Respect...Your Abilities RIGHT NOW: Yes, we all want to improve in anything that we are training for which is why we do it, but you have to respect where you are at right in that moment. If you don't, it is quite possible that you will be setting yourself up with unrealistic expectations that you could never attain or that you might kill yourself trying for! I would love to run an under 2:30 half marathon and I would absolutely love to run a marathon in 4-5 hours. But the reality is that I'm not there...yet. I have to respect where I am at and work within those confines. Will I ever finish a half under 2:30? I don't know. All I can do is keep pushing my limits and see how much I can stretch beyond. But I can't train for a 2:30 half when my body is at a 2:40 half.
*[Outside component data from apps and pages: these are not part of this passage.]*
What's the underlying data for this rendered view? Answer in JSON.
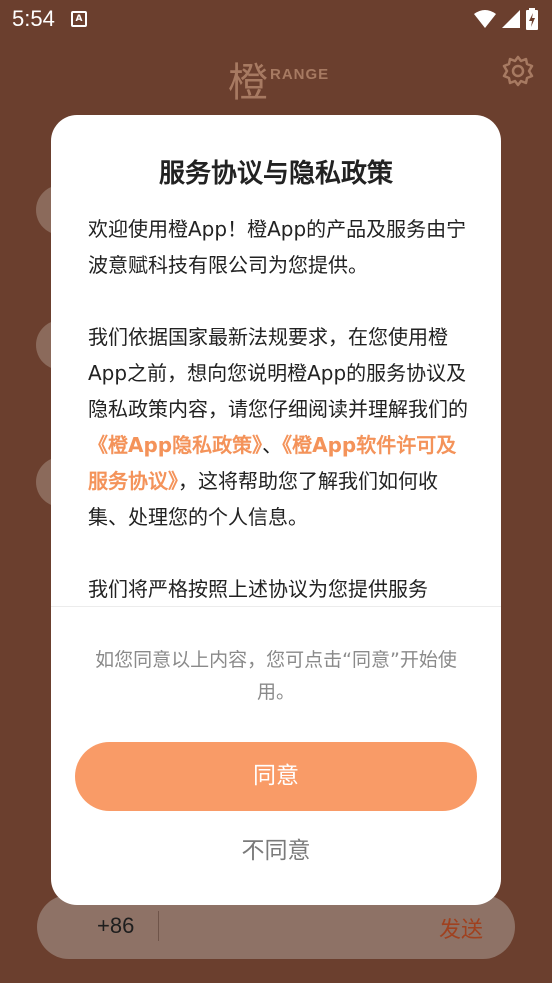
{
  "status_bar": {
    "time": "5:54",
    "notification_icon": "A"
  },
  "app": {
    "logo_char": "橙",
    "logo_text": "RANGE",
    "settings_icon": "gear-icon",
    "phone_prefix": "+86",
    "send_label": "发送"
  },
  "dialog": {
    "title": "服务协议与隐私政策",
    "para1": "欢迎使用橙App！橙App的产品及服务由宁波意赋科技有限公司为您提供。",
    "para2_part1": "我们依据国家最新法规要求，在您使用橙App之前，想向您说明橙App的服务协议及隐私政策内容，请您仔细阅读并理解我们的",
    "privacy_link": "《橙App隐私政策》",
    "para2_sep": "、",
    "service_link": "《橙App软件许可及服务协议》",
    "para2_part2": "，这将帮助您了解我们如何收集、处理您的个人信息。",
    "para3": "我们将严格按照上述协议为您提供服务",
    "note": "如您同意以上内容，您可点击“同意”开始使用。",
    "agree_label": "同意",
    "disagree_label": "不同意"
  },
  "colors": {
    "background": "#6b3f2e",
    "accent": "#f99b67",
    "link": "#f4935a"
  }
}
So as much as I want it, and will continue to push to achieve, I have to respect what I am capable of in the here and now.
So you see, and it really isn't all that different than other goals you might be trying to achieve, you can't get there if you don't first respect the different things that go into it. In my case (and my sister's too - I hope you're listening! hahaha) you have to respect the distance, your training, the fuel, your active recovery, and where you are at right now. If you're doing that then you are most likely setting yourself up for success!!